Post: Montelucia noise issues confound me, neighbors

“It’s a corporate function. The music will stop at 9:30,”is not the kind of answer town residents should get from the police department when they make a noise complaint about loud music from the Omni Montelucia outside party venues.

Rich Post

Had the same sounds been coming from one of the homes in our neighborhood that abuts the hotel, the same police office would likely be telling us to turn in down immediately, “you’re disturbing the neighbors.”

The same can be said for hotel management that turns a “deaf ear” to neighbors who complain about the excessively loud noise coming from the outdoor gathering venues at the rear of the property. Several of us in the neighborhood have repeatedly called the hotel but never are transferred past the front desk unless it is to leave a message on the front desk manager’s voicemail.

If you know that you have a problem with noise and choose to do nothing about it that is much worse than not knowing and being surprised when an otherwise minor problem could be solved by better communications. Montelucia management clearly acts as though it has a right to make noise when it is in furtherance of “corporate events” on its property rather than the right to peace and quiet of its neighbors.

All of us in the area surrounding the hotel want to see it be successful and recognize that occasionally outdoor gatherings are a necessary aspect of running a successful destination venue. The recent Google event when loud music was announced in advance is a good example. We all understood and “sucked it up” until the Saturday night 10:30 finish time was reached. But, if you have a similar event, on a weekday, in a neighbor where young children live immediately behind the bandstand, is totally inexcusable and the height of corporate arrogance and disrespect for both the town and us, it’s neighbors.

Since hotel management seems to lack self control or respectful communications, the town needs to establish an official permitting process when outdoor events with loud music are to take place at TPV hotels.

If local hotel management lacks common courtesy or common sense then maybe something that requires them to obtain neighborhood approval in advance is necessary to get their attention and adherence to some sense of civic responsibility.

The busy hotel season is fast approaching and we just do not want to have constant issues with the hotel and its way of doing business. Town leadership must take steps to stop this problem from getting worse. We want hotel guests to enjoy their visits to TPV, we want the hotel to be successful but not at the expense of residents in the neighborhoods surrounding it.

Maybe we need the old time, taking them behind the woodshed, for a quite talk with TPV leadership — mayor, police chief and town attorney — to get their attention. This is a great community but it needs to be respectful of all of us, not just corporate interests.

Editor’s note: Mr. Post is a resident of the Town of Paradise Valley
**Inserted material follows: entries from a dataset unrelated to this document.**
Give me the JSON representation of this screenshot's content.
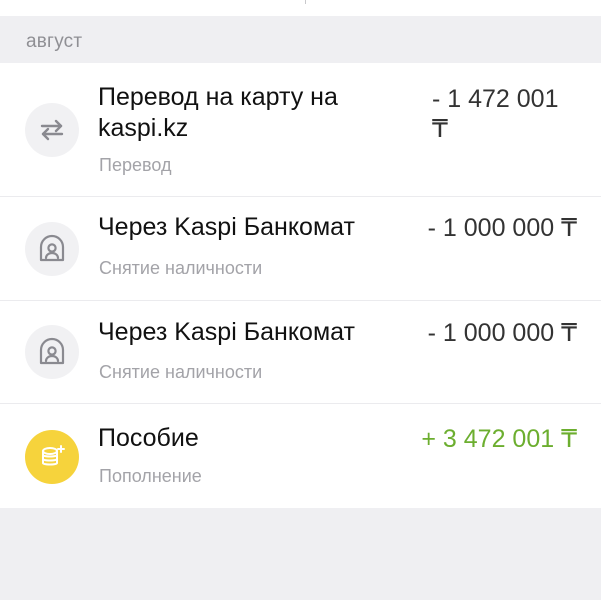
{
  "section": {
    "month_label": "август"
  },
  "transactions": [
    {
      "title": "Перевод на карту на kaspi.kz",
      "category": "Перевод",
      "amount": "- 1 472 001 ₸",
      "icon": "transfer-arrows-icon"
    },
    {
      "title": "Через Kaspi Банкомат",
      "category": "Снятие наличности",
      "amount": "- 1 000 000 ₸",
      "icon": "atm-person-icon"
    },
    {
      "title": "Через Kaspi Банкомат",
      "category": "Снятие наличности",
      "amount": "- 1 000 000 ₸",
      "icon": "atm-person-icon"
    },
    {
      "title": "Пособие",
      "category": "Пополнение",
      "amount": "+ 3 472 001 ₸",
      "icon": "coins-stack-icon"
    }
  ],
  "colors": {
    "background": "#efeff2",
    "row_background": "#ffffff",
    "amount_negative": "#333333",
    "amount_positive": "#6cae2f",
    "coins_icon_bg": "#f6d33c",
    "muted_text": "#a3a3a8"
  }
}
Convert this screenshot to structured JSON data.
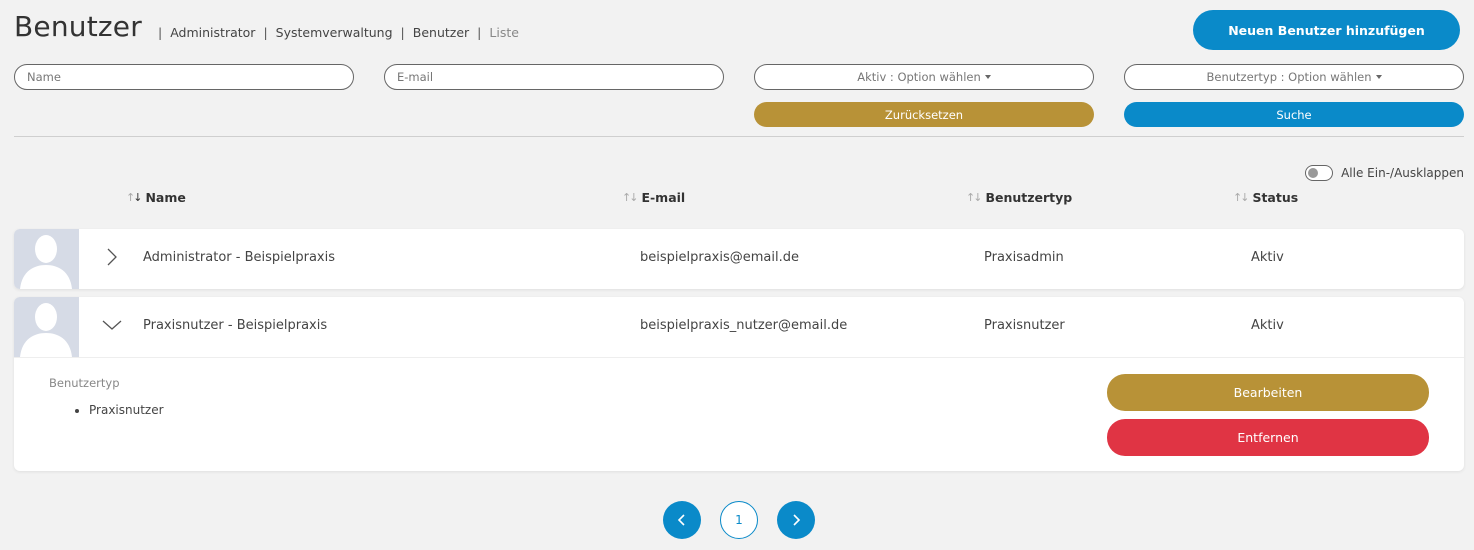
{
  "header": {
    "title": "Benutzer",
    "breadcrumb": [
      "Administrator",
      "Systemverwaltung",
      "Benutzer",
      "Liste"
    ],
    "add_button_label": "Neuen Benutzer hinzufügen"
  },
  "filters": {
    "name_placeholder": "Name",
    "email_placeholder": "E-mail",
    "active_select": "Aktiv : Option wählen",
    "type_select": "Benutzertyp : Option wählen",
    "reset_label": "Zurücksetzen",
    "search_label": "Suche"
  },
  "toggle_label": "Alle Ein-/Ausklappen",
  "columns": [
    "Name",
    "E-mail",
    "Benutzertyp",
    "Status"
  ],
  "rows": [
    {
      "name": "Administrator - Beispielpraxis",
      "email": "beispielpraxis@email.de",
      "type": "Praxisadmin",
      "status": "Aktiv",
      "expanded": false
    },
    {
      "name": "Praxisnutzer - Beispielpraxis",
      "email": "beispielpraxis_nutzer@email.de",
      "type": "Praxisnutzer",
      "status": "Aktiv",
      "expanded": true
    }
  ],
  "details": {
    "label": "Benutzertyp",
    "items": [
      "Praxisnutzer"
    ],
    "edit_label": "Bearbeiten",
    "delete_label": "Entfernen"
  },
  "pagination": {
    "current_page": "1"
  },
  "colors": {
    "primary": "#0a8ac9",
    "gold": "#b89237",
    "danger": "#e03444"
  },
  "icons": [
    "sort-icon",
    "chevron-right-icon",
    "chevron-down-icon",
    "user-silhouette-icon",
    "chevron-left-icon"
  ]
}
You are encouraged to leave relevant comments but engaging in personal attacks, threats, online bullying or commercial spam will not be allowed. All comments should remain within the bounds of fair play and civility. (You can disagree with others courteously, without being disagreeable.) Feel free to express yourself but keep an open mind toward finding value in what others say. To report abuse or spam, click the X in the upper right corner of the comment box.

Facebook Comment